Healthcare providers worldwide now have the option of purchasing PACS functionality as a pay-per-use service, which delivers complete functionality while lowering the users' total cost of ownership. It also eliminates the danger of obsolescence since the supplier continuously maintains and upgrades its data centres and on-site technology. In a software-as-a-service model, healthcare providers connect to secure, remote data centres hosted and managed by a supplier.
As patient information can be shared with authorised physicians over an internet connection, there is no need to build, maintain and upgrade a complex infrastructure. This service enables convenient remote reading for a primary diagnosis, as well as the ability to obtain a second opinion from another radiologist or specialist. The PACS service is an operating expense, with the monthly fee dependent on the number of imaging exams produced each month.
Going forward, we may see enterprise-level hospitals making a full capital investment, but a majority of private hospitals will increasingly adopt a pay-per-use model, which will include a full suite of a radiology information system, PACS and clinical archiving.
The ageing populations of Europe, the US and other regions will create a greater demand for healthcare services than ever before. Flexible and efficient PACS solutions can play a vital role as healthcare institutions struggle to handle a burgeoning demand for imaging services while simultaneously containing costs and ensuring a high level of care.

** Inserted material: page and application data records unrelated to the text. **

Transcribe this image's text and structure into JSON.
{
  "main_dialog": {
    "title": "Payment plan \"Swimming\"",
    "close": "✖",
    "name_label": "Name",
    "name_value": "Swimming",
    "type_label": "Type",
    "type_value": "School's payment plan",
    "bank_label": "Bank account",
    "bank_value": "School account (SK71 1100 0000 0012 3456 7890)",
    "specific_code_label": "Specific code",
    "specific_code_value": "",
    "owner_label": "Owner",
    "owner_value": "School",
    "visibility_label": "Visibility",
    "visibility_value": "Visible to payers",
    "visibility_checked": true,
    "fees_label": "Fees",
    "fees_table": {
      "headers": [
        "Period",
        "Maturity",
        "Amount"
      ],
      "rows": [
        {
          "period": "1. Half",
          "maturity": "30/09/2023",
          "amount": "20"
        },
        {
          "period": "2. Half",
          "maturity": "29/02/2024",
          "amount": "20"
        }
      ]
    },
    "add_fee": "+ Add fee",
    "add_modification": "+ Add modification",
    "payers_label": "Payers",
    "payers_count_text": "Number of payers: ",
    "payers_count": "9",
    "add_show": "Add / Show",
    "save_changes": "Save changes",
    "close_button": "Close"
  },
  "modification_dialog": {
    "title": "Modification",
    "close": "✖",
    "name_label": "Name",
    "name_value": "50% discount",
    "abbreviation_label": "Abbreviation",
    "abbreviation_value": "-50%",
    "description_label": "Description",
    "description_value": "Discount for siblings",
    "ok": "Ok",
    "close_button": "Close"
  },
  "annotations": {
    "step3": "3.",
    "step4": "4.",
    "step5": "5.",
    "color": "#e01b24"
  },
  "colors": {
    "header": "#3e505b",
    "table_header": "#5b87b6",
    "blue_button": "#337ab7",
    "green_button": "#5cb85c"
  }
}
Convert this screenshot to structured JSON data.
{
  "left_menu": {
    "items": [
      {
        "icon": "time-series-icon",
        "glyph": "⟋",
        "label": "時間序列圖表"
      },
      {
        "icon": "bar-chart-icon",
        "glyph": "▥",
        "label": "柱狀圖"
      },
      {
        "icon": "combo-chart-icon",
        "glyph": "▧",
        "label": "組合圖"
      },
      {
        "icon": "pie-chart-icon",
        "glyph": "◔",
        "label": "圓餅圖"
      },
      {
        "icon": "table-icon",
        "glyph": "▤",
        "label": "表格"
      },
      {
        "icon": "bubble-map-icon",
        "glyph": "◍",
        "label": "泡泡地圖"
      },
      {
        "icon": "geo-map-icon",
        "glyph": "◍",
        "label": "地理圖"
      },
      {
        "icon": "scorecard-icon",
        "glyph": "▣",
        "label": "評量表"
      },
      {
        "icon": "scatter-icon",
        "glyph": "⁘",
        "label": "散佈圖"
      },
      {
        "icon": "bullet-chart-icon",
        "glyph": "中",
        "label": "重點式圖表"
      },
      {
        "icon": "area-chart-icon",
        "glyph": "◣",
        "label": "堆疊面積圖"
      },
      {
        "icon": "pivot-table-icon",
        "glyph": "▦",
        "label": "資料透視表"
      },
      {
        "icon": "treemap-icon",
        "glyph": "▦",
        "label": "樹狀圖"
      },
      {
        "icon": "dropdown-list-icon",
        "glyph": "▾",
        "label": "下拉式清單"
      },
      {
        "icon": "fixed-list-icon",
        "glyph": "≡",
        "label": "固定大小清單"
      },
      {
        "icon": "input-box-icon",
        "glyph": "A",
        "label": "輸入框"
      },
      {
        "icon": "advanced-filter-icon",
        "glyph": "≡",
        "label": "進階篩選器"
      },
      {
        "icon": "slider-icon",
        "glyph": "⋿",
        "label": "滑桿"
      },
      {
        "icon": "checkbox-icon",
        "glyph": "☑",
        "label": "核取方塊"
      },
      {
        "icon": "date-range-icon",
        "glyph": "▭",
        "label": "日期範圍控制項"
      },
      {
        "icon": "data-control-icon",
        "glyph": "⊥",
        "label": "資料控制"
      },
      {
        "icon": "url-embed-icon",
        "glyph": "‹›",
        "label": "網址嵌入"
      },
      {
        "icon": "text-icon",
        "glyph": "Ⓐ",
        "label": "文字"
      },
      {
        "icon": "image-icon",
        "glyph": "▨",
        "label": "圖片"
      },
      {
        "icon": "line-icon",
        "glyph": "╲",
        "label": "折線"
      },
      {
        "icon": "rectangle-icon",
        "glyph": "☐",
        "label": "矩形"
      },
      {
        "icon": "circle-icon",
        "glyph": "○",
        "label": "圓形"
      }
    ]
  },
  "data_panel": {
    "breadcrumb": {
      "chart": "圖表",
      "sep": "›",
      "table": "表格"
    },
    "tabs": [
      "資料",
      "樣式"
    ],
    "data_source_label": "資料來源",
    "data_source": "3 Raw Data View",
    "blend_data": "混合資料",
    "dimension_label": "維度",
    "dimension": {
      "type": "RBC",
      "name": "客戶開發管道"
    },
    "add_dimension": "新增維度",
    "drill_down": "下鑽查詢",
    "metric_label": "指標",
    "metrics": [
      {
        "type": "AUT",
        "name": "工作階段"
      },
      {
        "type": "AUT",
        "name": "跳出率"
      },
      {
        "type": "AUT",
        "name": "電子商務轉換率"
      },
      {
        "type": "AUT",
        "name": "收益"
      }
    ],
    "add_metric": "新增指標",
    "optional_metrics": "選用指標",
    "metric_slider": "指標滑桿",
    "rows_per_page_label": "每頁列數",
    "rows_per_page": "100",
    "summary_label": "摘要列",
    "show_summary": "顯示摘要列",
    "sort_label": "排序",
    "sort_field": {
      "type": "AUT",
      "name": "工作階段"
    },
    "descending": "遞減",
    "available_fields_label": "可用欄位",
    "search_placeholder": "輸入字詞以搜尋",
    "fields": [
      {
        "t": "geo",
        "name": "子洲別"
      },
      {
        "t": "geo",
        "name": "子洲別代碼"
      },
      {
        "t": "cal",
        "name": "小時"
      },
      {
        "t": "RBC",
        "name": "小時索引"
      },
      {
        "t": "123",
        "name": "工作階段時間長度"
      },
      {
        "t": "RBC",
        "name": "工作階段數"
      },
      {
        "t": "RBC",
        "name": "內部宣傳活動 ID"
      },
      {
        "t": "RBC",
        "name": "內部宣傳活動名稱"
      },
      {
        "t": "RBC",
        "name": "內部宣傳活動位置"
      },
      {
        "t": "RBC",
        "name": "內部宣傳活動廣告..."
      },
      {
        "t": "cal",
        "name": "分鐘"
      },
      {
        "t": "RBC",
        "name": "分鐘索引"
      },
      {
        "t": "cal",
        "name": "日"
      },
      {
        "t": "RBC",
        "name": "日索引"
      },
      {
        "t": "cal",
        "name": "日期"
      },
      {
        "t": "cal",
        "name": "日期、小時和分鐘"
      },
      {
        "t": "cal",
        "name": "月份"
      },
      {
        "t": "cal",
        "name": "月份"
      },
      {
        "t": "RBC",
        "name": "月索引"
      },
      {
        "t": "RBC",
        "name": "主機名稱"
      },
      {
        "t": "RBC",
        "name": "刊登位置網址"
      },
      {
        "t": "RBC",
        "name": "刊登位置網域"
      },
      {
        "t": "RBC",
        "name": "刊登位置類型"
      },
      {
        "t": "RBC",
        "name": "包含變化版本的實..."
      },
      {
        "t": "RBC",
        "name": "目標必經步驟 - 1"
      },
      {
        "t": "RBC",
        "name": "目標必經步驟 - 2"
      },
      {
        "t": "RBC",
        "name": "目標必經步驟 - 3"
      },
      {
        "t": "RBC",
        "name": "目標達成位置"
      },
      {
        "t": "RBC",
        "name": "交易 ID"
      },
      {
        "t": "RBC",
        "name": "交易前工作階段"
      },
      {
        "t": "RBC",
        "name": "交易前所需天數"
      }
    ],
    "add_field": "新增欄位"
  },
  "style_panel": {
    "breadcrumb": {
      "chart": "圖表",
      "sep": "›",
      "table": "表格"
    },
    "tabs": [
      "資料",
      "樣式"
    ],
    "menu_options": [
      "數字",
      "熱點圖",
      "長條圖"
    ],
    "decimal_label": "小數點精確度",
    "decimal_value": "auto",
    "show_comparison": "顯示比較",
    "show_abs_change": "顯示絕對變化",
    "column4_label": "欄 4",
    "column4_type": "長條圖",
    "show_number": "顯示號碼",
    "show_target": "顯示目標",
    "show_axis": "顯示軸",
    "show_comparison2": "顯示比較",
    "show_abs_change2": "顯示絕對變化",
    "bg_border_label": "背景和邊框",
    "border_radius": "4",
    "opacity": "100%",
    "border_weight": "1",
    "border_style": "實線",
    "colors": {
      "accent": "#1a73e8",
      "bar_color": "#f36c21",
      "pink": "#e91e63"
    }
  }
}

To accomplish these goals, PACS solutions need to deliver a comprehensive suite of embedded clinical tools, share a common workflow among disparate systems, embrace thin-client and mobile environments, seamlessly integrate with EMR/EHRs and health information exchanges, and offer flexible business models. Achieving these ambitious objectives will have a positive effect on the health of millions of people worldwide.